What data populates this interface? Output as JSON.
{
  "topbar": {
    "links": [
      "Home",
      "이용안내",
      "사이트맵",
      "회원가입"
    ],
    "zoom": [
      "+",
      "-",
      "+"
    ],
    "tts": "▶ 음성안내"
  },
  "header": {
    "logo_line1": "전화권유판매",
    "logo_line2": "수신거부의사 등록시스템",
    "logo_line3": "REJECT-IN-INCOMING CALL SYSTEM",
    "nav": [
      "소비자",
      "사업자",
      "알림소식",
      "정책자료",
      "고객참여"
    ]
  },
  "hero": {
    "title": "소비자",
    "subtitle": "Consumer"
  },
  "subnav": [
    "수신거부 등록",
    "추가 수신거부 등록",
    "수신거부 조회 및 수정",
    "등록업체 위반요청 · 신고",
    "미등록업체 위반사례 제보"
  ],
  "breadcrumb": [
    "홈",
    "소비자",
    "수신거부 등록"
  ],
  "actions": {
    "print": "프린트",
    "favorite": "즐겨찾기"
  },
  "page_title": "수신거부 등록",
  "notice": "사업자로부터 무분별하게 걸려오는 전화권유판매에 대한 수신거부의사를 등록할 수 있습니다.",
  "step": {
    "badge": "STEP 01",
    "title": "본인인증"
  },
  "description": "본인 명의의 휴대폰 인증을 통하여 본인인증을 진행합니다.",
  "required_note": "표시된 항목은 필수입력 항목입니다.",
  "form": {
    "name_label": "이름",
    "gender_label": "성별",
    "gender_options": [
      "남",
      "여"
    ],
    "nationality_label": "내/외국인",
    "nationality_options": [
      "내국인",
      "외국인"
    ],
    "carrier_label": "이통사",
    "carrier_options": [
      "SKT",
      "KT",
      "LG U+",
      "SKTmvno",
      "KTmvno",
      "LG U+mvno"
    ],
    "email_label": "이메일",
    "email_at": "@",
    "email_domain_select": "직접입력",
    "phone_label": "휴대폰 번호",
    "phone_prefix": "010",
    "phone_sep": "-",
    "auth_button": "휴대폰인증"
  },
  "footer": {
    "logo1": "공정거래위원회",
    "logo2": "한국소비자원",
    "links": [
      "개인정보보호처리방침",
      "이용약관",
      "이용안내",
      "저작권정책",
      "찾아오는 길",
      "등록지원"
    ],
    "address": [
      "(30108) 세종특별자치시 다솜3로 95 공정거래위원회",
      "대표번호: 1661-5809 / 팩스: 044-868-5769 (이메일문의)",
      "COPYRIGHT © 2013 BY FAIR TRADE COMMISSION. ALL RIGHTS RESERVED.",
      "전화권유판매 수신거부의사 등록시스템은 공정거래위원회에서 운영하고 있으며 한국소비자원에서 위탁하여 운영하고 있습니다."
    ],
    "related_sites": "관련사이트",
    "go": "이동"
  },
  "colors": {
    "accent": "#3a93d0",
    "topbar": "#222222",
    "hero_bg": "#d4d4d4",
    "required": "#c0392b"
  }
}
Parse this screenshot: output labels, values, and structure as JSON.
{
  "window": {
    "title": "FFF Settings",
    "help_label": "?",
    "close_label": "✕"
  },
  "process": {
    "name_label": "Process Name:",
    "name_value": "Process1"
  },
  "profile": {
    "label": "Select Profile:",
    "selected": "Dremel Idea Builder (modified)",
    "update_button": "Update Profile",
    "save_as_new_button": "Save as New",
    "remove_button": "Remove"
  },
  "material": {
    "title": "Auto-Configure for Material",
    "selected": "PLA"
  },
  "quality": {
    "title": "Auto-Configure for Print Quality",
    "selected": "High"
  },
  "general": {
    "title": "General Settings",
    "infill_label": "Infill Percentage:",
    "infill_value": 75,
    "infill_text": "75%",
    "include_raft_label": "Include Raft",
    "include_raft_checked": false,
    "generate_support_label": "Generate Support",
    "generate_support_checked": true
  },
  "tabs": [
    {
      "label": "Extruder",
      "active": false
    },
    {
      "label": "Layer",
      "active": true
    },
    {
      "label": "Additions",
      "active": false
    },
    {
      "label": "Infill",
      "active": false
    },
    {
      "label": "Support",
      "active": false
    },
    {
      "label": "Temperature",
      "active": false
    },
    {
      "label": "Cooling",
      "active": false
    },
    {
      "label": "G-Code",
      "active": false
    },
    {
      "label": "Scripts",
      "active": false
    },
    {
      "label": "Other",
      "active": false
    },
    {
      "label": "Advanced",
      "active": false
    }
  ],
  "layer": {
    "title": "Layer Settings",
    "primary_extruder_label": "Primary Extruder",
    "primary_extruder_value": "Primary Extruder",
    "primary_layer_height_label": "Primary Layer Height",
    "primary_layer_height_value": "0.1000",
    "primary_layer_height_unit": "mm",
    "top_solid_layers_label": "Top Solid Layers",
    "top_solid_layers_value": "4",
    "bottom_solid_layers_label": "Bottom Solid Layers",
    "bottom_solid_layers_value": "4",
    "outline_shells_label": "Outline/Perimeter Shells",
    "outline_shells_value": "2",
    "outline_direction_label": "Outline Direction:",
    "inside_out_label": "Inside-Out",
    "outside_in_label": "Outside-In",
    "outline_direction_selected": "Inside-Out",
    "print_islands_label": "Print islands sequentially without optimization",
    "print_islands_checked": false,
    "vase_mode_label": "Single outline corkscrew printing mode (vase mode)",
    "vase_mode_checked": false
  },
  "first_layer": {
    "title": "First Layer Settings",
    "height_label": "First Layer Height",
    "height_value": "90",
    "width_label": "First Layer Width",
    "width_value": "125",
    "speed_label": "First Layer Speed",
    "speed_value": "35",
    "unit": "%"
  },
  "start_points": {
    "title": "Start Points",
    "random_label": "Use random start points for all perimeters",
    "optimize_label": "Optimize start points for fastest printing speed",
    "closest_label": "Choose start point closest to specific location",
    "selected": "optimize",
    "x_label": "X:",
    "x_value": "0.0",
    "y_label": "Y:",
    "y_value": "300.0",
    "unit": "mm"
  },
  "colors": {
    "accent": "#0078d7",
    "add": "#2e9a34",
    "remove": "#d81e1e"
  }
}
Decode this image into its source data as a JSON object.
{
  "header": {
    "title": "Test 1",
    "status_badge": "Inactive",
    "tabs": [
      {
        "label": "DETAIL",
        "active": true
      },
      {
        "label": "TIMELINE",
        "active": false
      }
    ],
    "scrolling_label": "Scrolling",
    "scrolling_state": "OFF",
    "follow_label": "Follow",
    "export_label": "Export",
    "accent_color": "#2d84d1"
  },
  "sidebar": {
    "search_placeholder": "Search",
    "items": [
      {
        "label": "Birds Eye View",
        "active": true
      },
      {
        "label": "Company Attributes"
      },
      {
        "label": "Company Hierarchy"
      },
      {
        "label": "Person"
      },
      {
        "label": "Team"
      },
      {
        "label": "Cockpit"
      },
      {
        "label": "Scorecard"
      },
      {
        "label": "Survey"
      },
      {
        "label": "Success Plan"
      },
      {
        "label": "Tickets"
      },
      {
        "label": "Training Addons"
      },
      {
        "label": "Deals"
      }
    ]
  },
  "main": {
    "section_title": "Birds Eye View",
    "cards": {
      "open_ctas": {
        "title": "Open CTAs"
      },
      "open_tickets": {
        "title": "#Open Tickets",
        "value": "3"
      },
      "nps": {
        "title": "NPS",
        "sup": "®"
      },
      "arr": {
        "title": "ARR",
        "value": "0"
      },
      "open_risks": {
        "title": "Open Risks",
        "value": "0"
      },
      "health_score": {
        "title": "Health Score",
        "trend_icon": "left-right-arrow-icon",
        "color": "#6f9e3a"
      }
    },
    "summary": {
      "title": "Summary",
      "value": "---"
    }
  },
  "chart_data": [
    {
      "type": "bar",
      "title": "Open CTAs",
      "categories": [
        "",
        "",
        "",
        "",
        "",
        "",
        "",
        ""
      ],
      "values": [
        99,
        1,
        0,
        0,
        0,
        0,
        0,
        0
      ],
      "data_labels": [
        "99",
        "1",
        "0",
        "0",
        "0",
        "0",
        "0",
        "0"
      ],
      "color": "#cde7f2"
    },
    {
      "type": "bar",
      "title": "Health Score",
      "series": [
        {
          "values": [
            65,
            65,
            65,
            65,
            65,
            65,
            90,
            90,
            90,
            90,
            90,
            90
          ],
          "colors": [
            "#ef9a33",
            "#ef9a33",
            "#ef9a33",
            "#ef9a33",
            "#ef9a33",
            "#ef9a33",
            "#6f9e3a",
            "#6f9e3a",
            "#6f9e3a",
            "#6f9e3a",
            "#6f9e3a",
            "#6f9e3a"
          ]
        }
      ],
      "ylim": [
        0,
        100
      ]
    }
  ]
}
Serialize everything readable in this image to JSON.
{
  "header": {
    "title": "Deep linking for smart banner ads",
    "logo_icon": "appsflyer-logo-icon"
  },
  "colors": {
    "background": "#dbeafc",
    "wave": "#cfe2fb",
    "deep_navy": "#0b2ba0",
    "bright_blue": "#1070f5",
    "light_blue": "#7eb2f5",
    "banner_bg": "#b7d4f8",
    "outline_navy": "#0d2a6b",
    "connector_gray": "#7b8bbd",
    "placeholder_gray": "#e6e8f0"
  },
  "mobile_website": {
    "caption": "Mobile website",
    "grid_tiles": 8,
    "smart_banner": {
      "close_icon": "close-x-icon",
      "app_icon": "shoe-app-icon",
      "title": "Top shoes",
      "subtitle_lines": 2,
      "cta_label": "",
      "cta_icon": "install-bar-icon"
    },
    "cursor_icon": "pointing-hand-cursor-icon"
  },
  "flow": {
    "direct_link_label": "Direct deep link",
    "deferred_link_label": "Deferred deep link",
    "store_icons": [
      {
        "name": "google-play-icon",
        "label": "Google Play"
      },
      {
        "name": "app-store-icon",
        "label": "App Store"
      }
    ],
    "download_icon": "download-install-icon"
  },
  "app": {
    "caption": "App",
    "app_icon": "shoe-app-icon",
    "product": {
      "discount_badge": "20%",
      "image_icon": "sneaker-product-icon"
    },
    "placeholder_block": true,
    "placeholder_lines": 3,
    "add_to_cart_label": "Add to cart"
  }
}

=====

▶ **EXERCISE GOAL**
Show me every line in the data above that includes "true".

▶ **SOLUTION**
    "generate_support_checked": true
      "active": true
        "active": true
        "active": true
    "placeholder_block": true,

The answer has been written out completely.